As expressly stated in the ULLCA, “[a] member of a member-managed limited liability company owes the company and . . . the other members the fiduciary duties of loyalty and care . . .” In sum, the duties of care and loyalty imposed by the statutory codes define acceptable conduct in the corporate context. Breach of these duties by corporate owners, who also manage their enterprise, can result in lawsuits against them by other owners and even by the enterprise, itself.
The take away
The take away, here, is that in the case of a small, start-up enterprise comprised of a majority owner, holding predominant control over the management of the enterprise, it is critical for minority owners to understand that the principal owner does not have unfettered power to conduct themselves in any manner they choose.
Rather, their conduct is necessarily circumscribed by the non-waivable fiduciary duties they owe to other owners as well as to the enterprise.
Conversely, from the standpoint of owner-managers of an enterprise, it is critical to have operating procedures in placed to ensure that minority owners are timely informed regarding the enterprise’s health; that distributions of profits are fair, and that decisions made on behalf of the enterprise are being taken with the full knowledge of minority owners, regardless of the level of their shareholder or member interest in the enterprise or their level of activity.

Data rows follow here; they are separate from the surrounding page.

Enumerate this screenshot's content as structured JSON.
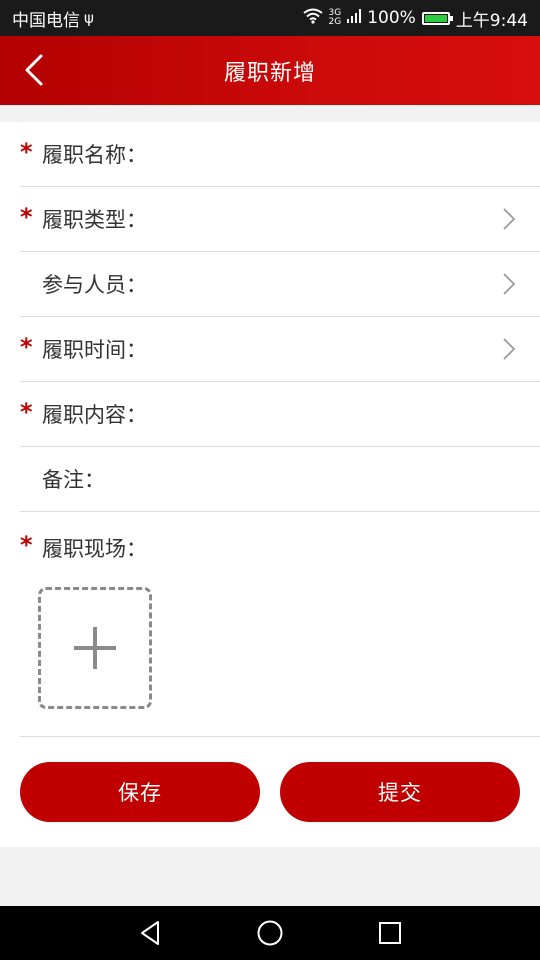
{
  "status_bar": {
    "carrier": "中国电信",
    "usb_symbol": "ψ",
    "network_top": "3G",
    "network_bottom": "2G",
    "battery_percent": "100%",
    "battery_level": 1.0,
    "time": "上午9:44"
  },
  "header": {
    "title": "履职新增"
  },
  "form": {
    "fields": [
      {
        "label": "履职名称：",
        "required": true,
        "has_chevron": false
      },
      {
        "label": "履职类型：",
        "required": true,
        "has_chevron": true
      },
      {
        "label": "参与人员：",
        "required": false,
        "has_chevron": true
      },
      {
        "label": "履职时间：",
        "required": true,
        "has_chevron": true
      },
      {
        "label": "履职内容：",
        "required": true,
        "has_chevron": false
      },
      {
        "label": "备注：",
        "required": false,
        "has_chevron": false
      }
    ],
    "photo_label": "履职现场：",
    "required_symbol": "*"
  },
  "actions": {
    "save_label": "保存",
    "submit_label": "提交"
  },
  "colors": {
    "brand_red": "#c00000",
    "status_bar": "#1a1a1a",
    "divider": "#dcdcdc"
  }
}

Even a 1% owner of an enterprise can have a claim for breach of fiduciary duty.
The failure of majority owners to consider the impacts of their decisions on minority owners, on the theory that their control over decision-making obviates their need to consider matters of fairness and conflict of interest, can open themselves up to allegations that could result in significant civil and even criminal liability.
Breach of Fiduciary Duty: Everything You Need to Know, Upcounsel [https://www.upcounsel.com/breach-of-fiduciary-duty, Online 2019]